From the entries that follow, report every line in which "диам" occurs.

[Start of section]

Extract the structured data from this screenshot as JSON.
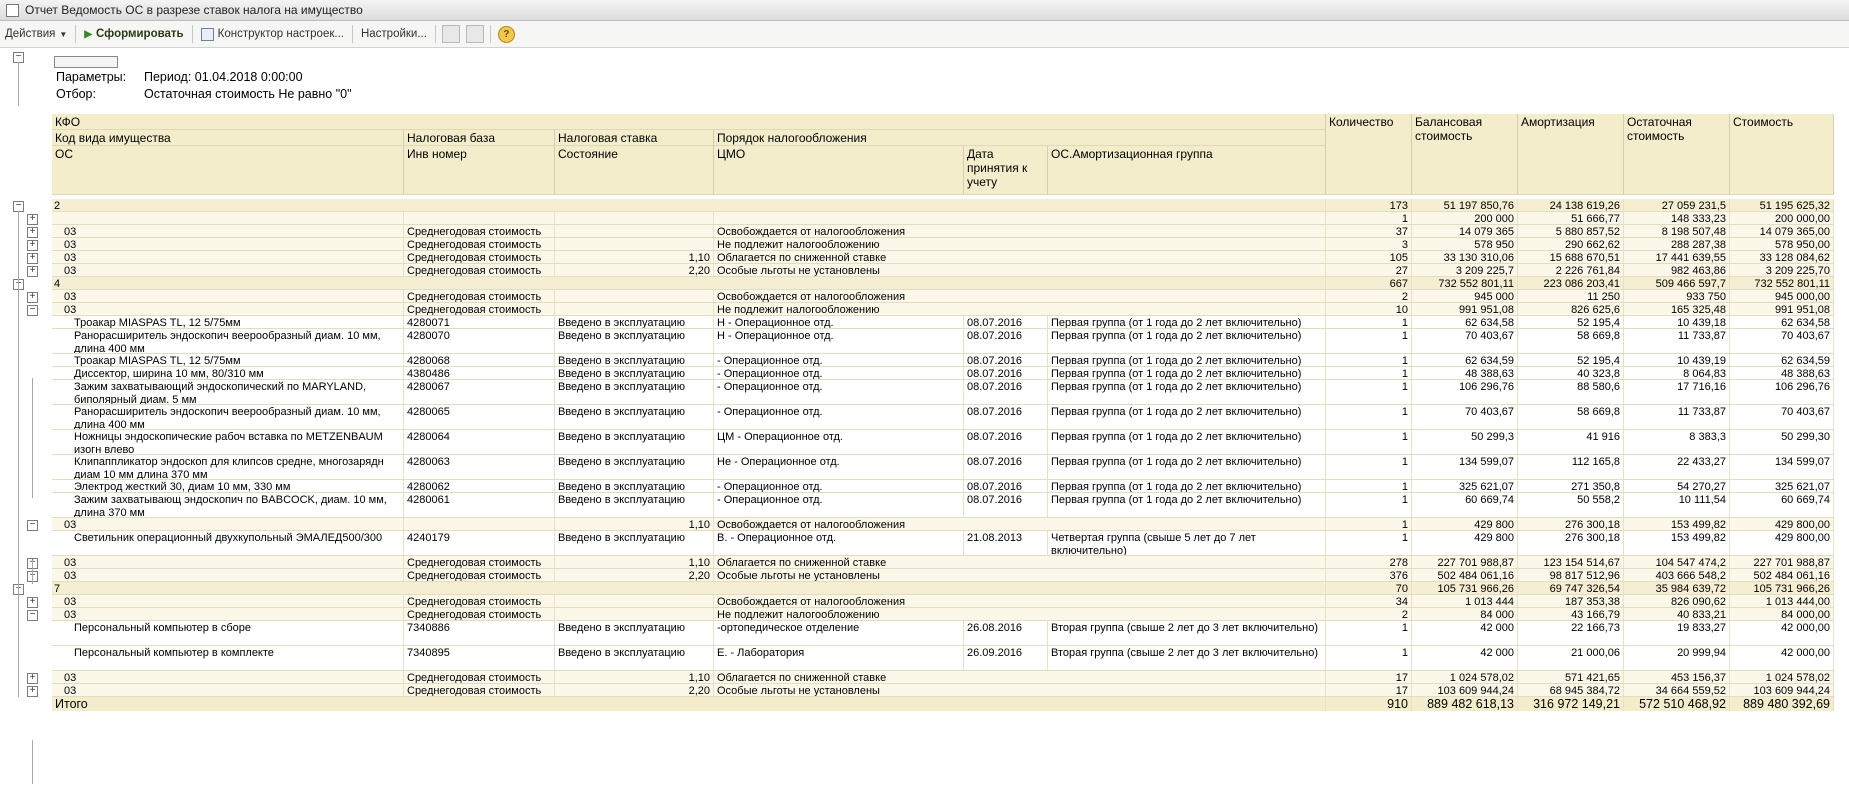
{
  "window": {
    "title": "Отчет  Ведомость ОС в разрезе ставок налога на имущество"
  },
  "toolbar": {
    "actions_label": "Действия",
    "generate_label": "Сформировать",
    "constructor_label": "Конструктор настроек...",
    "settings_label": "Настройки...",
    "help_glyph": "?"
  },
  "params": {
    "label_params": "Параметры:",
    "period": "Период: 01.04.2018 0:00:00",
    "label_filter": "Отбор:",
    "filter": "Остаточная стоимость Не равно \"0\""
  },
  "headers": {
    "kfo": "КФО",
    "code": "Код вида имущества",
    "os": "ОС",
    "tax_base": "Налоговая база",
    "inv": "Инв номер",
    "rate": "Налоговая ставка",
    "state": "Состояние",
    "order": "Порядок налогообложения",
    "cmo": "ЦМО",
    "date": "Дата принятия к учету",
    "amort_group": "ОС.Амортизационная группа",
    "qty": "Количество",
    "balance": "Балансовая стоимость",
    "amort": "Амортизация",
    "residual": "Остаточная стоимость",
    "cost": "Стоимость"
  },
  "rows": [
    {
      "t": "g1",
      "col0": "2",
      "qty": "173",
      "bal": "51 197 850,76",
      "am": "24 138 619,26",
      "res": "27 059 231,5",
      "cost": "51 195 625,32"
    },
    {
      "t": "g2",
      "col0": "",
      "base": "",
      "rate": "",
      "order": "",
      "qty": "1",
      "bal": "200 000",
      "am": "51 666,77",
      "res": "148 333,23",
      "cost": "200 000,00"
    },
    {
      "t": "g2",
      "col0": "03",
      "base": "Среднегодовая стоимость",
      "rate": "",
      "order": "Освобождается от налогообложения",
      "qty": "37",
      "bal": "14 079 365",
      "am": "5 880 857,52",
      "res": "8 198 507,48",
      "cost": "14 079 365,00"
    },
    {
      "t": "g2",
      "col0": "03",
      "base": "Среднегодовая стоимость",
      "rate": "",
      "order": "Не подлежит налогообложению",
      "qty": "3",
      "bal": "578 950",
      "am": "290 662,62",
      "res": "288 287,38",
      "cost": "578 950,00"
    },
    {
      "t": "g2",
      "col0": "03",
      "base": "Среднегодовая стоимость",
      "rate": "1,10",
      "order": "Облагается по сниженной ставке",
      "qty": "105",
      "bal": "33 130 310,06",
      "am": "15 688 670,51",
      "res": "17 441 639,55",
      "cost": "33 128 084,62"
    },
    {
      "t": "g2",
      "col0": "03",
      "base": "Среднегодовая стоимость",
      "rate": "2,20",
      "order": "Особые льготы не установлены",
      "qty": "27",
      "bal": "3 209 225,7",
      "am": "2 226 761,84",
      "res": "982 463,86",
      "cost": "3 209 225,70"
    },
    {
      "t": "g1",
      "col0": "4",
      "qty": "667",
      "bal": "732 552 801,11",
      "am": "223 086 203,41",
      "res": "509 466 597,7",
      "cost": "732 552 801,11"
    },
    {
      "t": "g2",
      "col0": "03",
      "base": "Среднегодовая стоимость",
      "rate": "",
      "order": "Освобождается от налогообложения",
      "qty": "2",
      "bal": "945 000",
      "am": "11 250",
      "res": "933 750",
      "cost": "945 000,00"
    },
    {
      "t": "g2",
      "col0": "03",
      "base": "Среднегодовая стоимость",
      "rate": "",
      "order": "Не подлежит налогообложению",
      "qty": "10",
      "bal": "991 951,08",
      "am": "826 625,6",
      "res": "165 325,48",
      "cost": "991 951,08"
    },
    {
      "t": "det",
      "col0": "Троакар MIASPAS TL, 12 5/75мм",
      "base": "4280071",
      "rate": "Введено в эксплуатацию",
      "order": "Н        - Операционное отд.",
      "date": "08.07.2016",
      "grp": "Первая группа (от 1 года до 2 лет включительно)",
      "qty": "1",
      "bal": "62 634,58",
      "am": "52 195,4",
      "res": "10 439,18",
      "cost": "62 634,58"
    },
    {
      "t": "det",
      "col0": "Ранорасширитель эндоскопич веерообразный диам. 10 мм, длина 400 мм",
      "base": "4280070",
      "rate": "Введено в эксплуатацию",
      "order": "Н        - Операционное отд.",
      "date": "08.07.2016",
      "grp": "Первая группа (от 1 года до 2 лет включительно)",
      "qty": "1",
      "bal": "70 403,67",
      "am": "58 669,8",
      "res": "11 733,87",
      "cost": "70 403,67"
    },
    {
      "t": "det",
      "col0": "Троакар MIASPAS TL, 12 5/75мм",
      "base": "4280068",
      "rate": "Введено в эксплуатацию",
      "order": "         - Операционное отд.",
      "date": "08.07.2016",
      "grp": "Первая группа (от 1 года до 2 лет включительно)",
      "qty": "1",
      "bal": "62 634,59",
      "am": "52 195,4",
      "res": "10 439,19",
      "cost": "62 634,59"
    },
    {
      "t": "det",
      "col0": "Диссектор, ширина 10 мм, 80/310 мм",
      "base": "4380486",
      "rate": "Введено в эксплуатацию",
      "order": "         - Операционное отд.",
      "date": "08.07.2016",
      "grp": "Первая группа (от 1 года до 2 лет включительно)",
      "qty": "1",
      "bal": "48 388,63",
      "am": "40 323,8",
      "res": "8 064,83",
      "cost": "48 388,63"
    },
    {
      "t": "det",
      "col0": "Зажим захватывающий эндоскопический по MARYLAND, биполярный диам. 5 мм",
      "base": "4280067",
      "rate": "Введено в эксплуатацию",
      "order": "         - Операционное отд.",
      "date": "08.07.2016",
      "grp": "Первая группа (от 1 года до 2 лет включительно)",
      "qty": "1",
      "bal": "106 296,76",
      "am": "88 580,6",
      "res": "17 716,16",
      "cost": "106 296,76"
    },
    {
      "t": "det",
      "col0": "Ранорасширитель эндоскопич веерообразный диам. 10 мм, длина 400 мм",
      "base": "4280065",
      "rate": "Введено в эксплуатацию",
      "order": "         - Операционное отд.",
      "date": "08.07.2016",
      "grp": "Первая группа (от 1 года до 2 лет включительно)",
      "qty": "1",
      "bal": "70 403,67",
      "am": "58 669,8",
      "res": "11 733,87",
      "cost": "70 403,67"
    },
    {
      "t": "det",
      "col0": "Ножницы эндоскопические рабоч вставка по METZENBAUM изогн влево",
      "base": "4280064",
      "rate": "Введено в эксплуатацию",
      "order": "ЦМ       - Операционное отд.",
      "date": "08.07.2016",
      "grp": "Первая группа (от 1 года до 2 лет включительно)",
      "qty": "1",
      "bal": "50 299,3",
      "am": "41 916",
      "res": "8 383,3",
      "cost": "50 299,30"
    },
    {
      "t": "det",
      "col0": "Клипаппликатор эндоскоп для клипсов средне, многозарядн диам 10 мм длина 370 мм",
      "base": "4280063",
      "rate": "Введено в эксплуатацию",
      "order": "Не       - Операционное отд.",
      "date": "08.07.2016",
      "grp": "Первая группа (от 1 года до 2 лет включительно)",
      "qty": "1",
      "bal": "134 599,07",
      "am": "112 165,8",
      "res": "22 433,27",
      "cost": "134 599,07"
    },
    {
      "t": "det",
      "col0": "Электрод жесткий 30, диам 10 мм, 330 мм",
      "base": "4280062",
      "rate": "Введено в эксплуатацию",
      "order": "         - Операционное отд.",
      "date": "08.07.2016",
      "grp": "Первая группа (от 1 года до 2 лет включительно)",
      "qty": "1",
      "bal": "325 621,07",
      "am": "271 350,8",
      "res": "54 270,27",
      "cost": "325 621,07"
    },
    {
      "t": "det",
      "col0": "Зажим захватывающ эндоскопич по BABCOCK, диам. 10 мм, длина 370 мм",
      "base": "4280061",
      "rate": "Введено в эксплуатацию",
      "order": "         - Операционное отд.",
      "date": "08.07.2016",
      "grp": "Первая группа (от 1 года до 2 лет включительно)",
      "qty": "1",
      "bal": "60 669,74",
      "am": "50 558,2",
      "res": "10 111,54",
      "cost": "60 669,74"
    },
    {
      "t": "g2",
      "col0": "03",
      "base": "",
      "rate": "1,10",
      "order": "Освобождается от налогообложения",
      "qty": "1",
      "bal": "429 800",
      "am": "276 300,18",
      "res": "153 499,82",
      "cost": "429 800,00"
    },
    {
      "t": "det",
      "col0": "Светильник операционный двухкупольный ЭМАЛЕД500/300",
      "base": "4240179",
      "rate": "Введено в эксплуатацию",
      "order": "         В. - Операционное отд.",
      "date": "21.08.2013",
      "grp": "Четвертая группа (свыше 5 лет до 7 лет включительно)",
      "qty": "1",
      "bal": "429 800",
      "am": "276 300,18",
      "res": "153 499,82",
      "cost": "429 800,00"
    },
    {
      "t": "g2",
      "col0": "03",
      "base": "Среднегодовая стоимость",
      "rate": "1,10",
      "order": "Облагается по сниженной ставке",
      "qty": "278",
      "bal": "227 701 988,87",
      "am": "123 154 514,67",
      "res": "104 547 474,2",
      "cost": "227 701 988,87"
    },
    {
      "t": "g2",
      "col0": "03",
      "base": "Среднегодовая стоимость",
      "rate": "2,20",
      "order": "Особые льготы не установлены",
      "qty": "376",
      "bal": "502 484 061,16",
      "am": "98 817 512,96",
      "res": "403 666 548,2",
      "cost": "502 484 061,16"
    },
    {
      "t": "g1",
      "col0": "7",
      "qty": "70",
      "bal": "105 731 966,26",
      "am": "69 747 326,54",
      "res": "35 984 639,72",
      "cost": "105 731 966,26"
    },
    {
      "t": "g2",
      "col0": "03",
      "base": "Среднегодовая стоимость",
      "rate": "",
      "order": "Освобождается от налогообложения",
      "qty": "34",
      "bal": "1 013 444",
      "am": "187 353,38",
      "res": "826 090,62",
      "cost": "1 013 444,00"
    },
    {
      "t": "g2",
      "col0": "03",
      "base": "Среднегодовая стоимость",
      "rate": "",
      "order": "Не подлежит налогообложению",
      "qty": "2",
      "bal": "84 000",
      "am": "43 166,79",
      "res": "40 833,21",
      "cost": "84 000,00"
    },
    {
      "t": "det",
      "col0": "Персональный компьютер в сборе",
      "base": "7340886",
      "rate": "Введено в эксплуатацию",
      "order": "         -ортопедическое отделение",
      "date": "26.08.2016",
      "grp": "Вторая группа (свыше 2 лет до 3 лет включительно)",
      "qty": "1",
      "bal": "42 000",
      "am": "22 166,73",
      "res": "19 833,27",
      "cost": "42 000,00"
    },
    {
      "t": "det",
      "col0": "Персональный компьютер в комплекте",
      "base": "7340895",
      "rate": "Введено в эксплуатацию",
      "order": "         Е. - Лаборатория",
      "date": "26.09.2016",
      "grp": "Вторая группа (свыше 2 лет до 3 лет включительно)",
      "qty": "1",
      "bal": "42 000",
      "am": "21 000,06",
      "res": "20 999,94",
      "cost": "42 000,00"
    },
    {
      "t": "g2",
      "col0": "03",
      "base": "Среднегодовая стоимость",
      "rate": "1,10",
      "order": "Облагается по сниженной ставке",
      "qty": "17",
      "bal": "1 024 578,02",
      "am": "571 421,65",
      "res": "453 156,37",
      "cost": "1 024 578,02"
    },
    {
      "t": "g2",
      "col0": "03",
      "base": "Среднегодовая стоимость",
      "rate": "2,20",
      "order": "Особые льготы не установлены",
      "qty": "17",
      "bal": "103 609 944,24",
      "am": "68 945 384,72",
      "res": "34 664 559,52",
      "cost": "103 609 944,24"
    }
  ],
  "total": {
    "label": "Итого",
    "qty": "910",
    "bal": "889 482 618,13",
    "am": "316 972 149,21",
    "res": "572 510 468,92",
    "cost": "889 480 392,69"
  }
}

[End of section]
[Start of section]

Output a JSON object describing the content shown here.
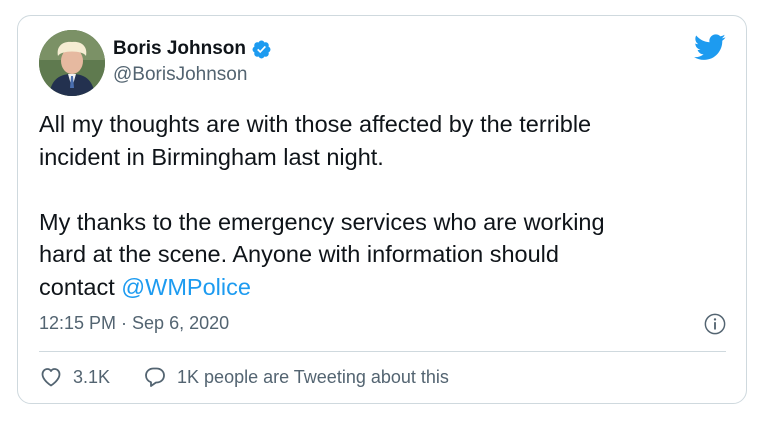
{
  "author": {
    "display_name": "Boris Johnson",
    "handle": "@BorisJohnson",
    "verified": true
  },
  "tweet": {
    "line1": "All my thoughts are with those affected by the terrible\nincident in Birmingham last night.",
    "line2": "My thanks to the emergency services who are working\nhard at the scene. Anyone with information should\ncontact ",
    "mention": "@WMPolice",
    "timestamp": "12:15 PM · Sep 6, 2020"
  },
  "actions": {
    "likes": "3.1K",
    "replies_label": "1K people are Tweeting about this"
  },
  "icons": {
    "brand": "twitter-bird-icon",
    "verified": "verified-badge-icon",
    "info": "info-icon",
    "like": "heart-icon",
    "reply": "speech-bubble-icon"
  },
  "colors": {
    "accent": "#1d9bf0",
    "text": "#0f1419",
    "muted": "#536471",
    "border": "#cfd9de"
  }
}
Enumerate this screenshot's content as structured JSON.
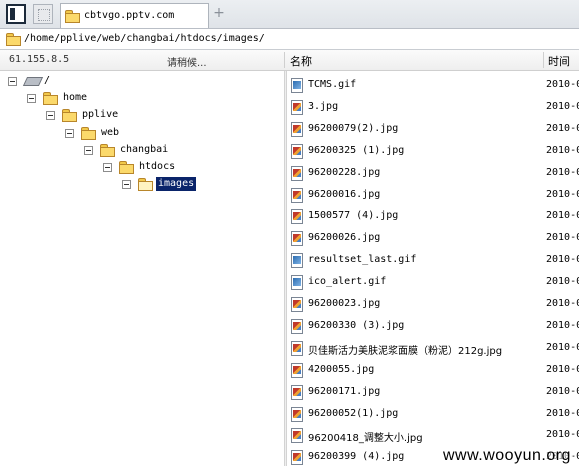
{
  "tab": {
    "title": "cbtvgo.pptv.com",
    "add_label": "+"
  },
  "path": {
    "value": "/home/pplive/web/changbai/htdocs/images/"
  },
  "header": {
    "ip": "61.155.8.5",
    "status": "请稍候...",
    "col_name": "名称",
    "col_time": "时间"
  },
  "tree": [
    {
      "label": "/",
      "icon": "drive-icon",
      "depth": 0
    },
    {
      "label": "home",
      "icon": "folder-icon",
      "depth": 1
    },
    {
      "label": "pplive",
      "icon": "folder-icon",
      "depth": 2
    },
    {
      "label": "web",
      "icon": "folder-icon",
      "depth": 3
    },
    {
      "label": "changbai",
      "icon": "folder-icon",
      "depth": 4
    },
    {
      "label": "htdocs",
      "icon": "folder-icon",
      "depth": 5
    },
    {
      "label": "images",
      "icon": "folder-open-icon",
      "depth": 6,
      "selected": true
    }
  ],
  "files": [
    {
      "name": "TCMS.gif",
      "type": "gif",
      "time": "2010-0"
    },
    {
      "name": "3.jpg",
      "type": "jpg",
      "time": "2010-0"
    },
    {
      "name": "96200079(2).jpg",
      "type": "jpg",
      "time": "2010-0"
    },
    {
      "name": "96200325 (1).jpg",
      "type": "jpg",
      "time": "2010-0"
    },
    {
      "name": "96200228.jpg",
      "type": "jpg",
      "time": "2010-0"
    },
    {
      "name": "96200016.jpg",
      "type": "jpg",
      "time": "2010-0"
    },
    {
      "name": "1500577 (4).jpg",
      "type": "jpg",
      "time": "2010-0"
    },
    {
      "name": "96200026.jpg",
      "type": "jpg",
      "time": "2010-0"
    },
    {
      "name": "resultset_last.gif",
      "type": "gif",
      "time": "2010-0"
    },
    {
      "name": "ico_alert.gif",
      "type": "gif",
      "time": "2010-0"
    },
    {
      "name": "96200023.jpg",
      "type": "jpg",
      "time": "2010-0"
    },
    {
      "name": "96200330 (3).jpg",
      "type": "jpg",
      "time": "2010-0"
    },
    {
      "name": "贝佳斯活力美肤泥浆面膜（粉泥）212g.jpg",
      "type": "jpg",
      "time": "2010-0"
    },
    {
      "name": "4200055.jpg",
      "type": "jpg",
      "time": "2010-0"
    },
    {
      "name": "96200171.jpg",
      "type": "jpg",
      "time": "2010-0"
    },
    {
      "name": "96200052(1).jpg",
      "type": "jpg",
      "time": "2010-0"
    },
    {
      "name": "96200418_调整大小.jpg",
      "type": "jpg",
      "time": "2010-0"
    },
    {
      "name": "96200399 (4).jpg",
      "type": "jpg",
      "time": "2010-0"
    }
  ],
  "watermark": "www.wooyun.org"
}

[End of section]

__Response below__:
      "col0": "Ранорасширитель эндоскопич веерообразный диам. 10 мм, длина 400 мм",
      "col0": "Зажим захватывающий эндоскопический по MARYLAND, биполярный диам. 5 мм",
      "col0": "Ранорасширитель эндоскопич веерообразный диам. 10 мм, длина 400 мм",
      "col0": "Клипаппликатор эндоскоп для клипсов средне, многозарядн диам 10 мм длина 370 мм",
      "col0": "Электрод жесткий 30, диам 10 мм, 330 мм",
      "col0": "Зажим захватывающ эндоскопич по BABCOCK, диам. 10 мм, длина 370 мм",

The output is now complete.